[DATA EXCERPTS]

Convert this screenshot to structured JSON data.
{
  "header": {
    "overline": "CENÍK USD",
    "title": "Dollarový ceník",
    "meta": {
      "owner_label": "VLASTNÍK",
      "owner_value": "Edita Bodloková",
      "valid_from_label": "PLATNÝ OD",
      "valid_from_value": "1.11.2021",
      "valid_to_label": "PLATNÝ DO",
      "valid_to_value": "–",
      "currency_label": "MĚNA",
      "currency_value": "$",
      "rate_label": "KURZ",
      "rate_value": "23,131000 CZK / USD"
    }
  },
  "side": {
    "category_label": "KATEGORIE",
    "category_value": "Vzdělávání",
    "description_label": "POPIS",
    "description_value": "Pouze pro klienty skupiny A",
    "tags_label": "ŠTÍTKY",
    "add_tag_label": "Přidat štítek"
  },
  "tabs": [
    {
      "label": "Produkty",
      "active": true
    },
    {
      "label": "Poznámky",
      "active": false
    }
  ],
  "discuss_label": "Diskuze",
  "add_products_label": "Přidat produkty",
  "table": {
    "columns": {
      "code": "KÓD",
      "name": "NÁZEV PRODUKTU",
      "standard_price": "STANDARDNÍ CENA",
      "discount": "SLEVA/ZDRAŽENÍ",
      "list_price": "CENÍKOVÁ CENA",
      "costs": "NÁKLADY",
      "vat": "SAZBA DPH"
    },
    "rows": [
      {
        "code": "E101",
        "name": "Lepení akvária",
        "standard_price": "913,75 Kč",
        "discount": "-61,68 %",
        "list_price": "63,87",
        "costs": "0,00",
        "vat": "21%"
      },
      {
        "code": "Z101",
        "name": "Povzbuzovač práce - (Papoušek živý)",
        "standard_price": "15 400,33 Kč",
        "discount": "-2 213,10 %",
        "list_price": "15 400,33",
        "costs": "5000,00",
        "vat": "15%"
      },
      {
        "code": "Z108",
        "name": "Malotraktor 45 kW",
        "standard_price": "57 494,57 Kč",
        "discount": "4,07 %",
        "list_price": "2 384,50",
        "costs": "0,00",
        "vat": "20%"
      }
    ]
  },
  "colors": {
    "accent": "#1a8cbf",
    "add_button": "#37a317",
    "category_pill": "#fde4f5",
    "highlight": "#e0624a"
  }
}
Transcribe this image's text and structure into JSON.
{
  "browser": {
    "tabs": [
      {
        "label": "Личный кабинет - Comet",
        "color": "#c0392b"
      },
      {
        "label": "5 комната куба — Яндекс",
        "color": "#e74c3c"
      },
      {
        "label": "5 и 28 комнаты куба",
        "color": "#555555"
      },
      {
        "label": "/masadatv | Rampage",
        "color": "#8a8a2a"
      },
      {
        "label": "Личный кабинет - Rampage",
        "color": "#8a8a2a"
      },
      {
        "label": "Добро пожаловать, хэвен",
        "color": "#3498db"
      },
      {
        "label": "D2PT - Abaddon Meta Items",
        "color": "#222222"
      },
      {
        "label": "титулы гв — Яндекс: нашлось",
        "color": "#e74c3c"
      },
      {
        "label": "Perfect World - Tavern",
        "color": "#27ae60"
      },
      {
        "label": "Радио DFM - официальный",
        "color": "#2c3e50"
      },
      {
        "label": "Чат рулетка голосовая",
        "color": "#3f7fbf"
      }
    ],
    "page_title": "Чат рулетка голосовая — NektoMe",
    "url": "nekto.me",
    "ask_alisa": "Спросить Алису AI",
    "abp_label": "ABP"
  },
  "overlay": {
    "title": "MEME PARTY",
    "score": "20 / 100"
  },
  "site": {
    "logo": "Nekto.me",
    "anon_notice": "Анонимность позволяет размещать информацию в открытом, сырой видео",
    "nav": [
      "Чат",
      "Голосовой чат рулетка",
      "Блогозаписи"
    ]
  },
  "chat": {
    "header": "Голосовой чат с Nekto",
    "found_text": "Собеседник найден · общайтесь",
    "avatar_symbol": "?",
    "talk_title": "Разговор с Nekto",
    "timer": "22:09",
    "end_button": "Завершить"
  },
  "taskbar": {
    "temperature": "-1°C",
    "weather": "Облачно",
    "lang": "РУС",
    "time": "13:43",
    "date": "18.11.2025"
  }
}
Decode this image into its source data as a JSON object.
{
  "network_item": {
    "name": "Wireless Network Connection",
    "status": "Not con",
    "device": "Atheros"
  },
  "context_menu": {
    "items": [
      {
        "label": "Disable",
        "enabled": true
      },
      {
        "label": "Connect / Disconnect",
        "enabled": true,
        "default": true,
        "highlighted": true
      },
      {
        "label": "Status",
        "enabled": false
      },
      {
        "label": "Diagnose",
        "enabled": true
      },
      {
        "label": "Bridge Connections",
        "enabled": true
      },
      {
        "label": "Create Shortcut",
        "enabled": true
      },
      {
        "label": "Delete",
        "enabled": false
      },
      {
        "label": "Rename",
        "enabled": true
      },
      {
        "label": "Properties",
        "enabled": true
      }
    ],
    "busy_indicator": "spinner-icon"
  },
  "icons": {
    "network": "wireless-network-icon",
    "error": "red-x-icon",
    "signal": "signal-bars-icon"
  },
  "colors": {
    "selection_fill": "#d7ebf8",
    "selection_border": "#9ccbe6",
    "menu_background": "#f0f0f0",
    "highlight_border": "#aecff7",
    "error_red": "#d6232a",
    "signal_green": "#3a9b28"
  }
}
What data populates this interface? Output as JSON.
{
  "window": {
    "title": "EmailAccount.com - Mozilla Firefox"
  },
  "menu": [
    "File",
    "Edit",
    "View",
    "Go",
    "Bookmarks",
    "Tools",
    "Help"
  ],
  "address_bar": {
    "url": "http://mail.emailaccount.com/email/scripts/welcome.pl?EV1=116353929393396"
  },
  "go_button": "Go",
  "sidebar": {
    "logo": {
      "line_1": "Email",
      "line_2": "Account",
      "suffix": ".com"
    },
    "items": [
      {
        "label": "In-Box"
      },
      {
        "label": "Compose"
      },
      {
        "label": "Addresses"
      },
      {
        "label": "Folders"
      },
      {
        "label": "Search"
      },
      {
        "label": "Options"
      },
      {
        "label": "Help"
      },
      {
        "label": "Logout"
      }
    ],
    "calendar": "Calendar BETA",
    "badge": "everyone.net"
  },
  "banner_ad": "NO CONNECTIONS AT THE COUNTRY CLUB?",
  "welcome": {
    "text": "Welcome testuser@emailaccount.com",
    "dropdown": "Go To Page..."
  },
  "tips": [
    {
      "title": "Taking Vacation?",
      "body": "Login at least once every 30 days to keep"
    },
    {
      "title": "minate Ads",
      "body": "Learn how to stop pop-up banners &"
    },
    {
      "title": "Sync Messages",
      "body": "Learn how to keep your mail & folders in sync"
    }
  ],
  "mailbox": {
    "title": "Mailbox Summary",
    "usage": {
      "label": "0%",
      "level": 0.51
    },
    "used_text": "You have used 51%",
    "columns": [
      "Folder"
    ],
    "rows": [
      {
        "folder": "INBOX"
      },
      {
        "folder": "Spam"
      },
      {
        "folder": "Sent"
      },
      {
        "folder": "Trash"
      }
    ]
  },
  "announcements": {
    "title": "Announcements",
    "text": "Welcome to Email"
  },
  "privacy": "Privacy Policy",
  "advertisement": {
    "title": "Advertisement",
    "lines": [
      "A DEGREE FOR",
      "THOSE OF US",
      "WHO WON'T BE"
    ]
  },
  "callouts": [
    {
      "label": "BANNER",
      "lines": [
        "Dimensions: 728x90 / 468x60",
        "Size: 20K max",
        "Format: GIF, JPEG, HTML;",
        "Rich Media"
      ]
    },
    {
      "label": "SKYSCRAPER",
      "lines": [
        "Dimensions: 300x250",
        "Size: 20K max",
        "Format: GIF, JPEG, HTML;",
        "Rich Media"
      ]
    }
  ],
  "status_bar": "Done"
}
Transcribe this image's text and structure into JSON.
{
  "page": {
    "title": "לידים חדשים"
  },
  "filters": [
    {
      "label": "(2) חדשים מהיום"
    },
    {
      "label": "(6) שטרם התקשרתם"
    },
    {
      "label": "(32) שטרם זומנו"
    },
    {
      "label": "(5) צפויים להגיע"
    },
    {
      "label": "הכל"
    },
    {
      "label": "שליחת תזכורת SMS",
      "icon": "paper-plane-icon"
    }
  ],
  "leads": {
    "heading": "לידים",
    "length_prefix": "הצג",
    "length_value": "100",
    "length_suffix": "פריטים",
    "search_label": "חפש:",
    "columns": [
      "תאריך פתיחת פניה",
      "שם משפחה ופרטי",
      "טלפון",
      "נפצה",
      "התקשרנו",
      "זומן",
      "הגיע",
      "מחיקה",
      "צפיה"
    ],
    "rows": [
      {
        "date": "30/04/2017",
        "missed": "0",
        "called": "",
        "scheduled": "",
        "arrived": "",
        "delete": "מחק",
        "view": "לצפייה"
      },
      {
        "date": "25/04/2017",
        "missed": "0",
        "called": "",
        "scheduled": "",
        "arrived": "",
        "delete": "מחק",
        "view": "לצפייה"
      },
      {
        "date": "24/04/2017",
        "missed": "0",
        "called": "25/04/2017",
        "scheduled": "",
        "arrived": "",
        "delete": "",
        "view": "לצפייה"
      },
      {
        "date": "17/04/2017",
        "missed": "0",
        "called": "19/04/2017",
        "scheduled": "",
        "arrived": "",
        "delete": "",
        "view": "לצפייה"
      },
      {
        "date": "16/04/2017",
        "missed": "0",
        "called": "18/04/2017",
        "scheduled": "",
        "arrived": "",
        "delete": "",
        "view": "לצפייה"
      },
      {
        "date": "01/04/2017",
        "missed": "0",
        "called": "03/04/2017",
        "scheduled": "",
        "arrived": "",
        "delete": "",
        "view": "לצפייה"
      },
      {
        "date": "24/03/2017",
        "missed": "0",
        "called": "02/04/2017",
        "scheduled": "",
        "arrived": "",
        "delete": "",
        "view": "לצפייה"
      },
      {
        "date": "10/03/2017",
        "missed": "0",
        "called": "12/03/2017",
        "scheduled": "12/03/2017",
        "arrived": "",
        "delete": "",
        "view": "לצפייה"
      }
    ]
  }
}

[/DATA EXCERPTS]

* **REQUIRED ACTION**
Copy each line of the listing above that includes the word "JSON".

* **OUTPUT**
Convert this screenshot to structured JSON data.
Transcribe this image's text and structure into JSON.
Decode this image into its source data as a JSON object.
What data populates this interface? Output as JSON.
Transcribe this image's text and structure into JSON.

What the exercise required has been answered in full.